(RECORD SET)

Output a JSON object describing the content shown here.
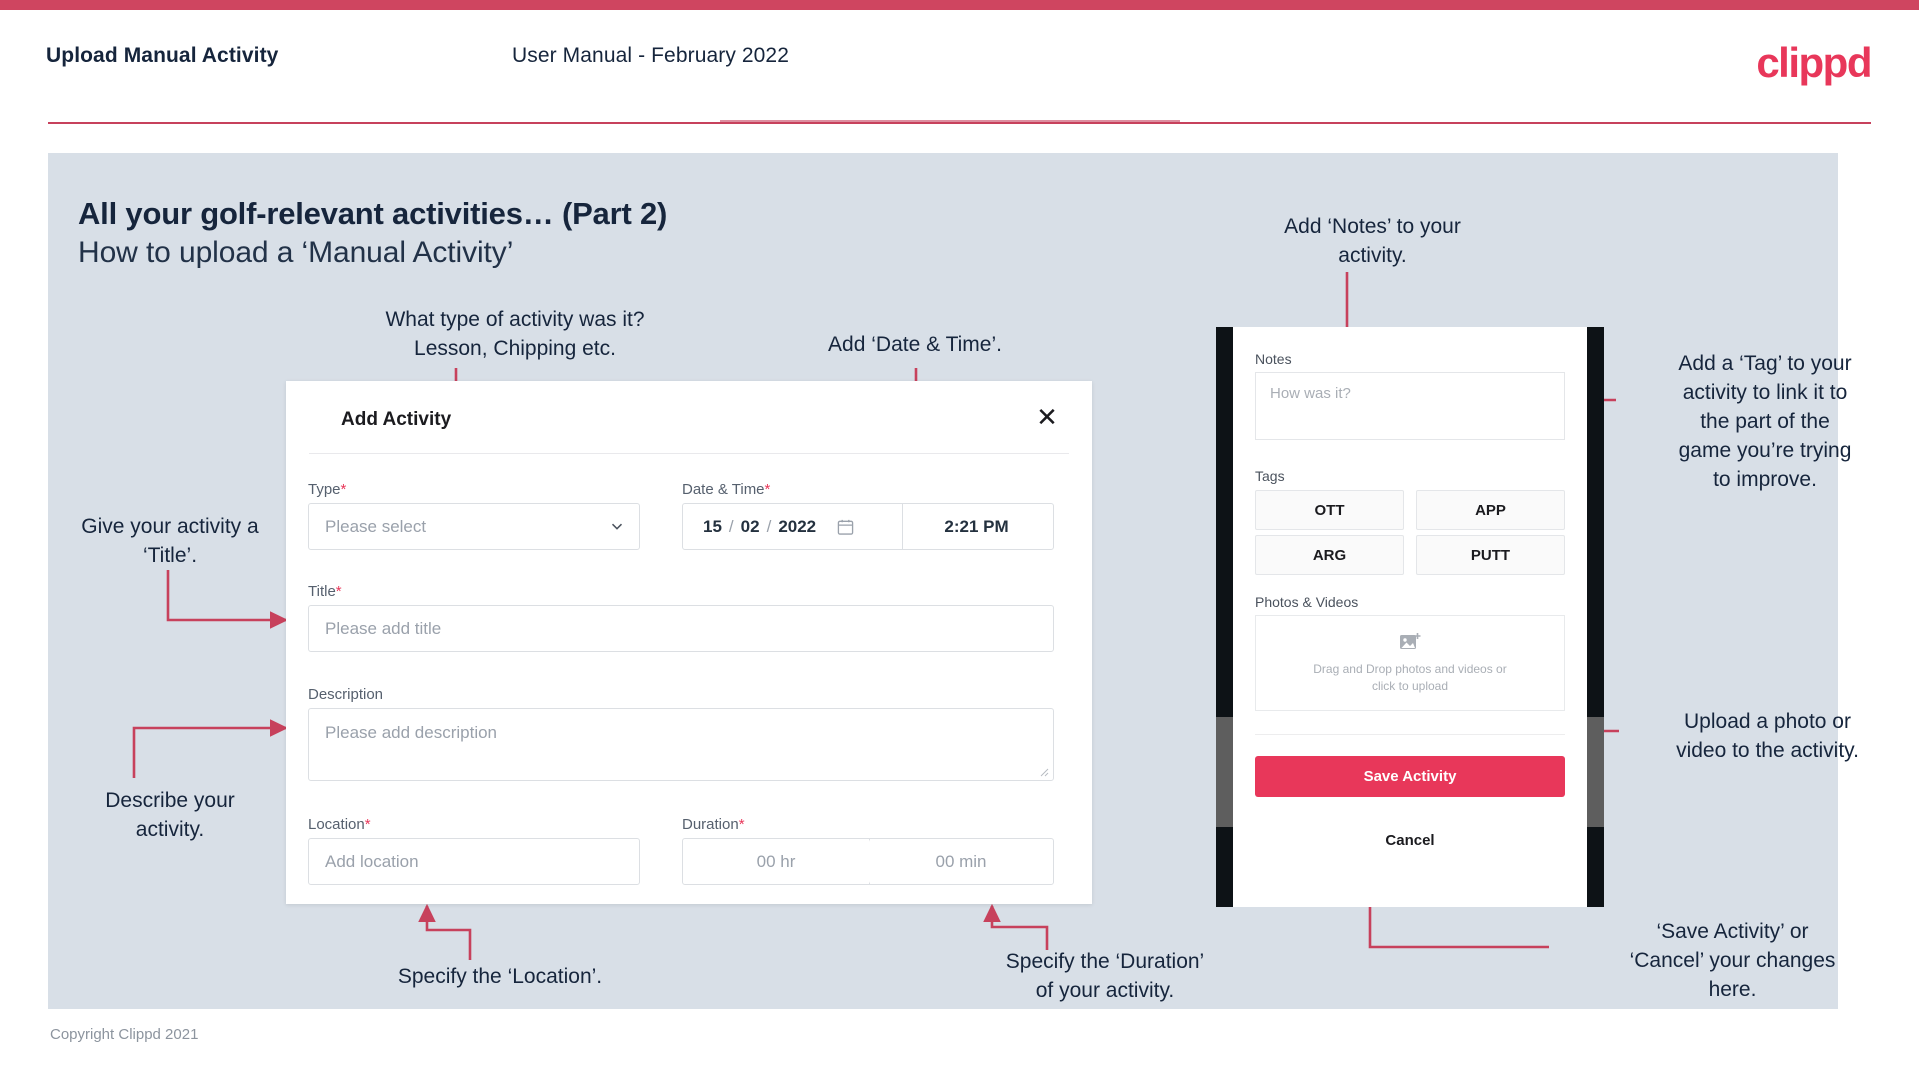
{
  "brand": {
    "logo_text": "clippd",
    "accent": "#e8375a",
    "bar_color": "#cf4560",
    "panel_bg": "#d8dfe7",
    "text_dark": "#16253c"
  },
  "header": {
    "title": "Upload Manual Activity",
    "subtitle": "User Manual - February 2022"
  },
  "deck": {
    "title_bold": "All your golf-relevant activities… (Part 2)",
    "title_light": "How to upload a ‘Manual Activity’"
  },
  "footer": {
    "copyright": "Copyright Clippd 2021"
  },
  "dialog": {
    "title": "Add Activity",
    "close_icon": "close-icon",
    "fields": {
      "type": {
        "label": "Type",
        "required": "*",
        "placeholder": "Please select",
        "chevron_icon": "chevron-down-icon"
      },
      "datetime": {
        "label": "Date & Time",
        "required": "*",
        "day": "15",
        "month": "02",
        "year": "2022",
        "sep": "/",
        "calendar_icon": "calendar-icon",
        "time": "2:21 PM"
      },
      "title": {
        "label": "Title",
        "required": "*",
        "placeholder": "Please add title"
      },
      "description": {
        "label": "Description",
        "required": "",
        "placeholder": "Please add description"
      },
      "location": {
        "label": "Location",
        "required": "*",
        "placeholder": "Add location"
      },
      "duration": {
        "label": "Duration",
        "required": "*",
        "hours": "00 hr",
        "minutes": "00 min"
      }
    }
  },
  "phone": {
    "notes": {
      "label": "Notes",
      "placeholder": "How was it?"
    },
    "tags": {
      "label": "Tags",
      "items": [
        "OTT",
        "APP",
        "ARG",
        "PUTT"
      ]
    },
    "photos": {
      "label": "Photos & Videos",
      "icon": "image-add-icon",
      "drop_line1": "Drag and Drop photos and videos or",
      "drop_line2": "click to upload"
    },
    "save_label": "Save Activity",
    "cancel_label": "Cancel"
  },
  "annotations": {
    "type": "What type of activity was it?\nLesson, Chipping etc.",
    "datetime": "Add ‘Date & Time’.",
    "title": "Give your activity a\n‘Title’.",
    "description": "Describe your\nactivity.",
    "location": "Specify the ‘Location’.",
    "duration": "Specify the ‘Duration’\nof your activity.",
    "notes": "Add ‘Notes’ to your\nactivity.",
    "tags": "Add a ‘Tag’ to your\nactivity to link it to\nthe part of the\ngame you’re trying\nto improve.",
    "upload": "Upload a photo or\nvideo to the activity.",
    "save": "‘Save Activity’ or\n‘Cancel’ your changes\nhere."
  }
}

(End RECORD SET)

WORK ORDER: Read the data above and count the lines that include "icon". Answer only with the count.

ANSWER BOX: 4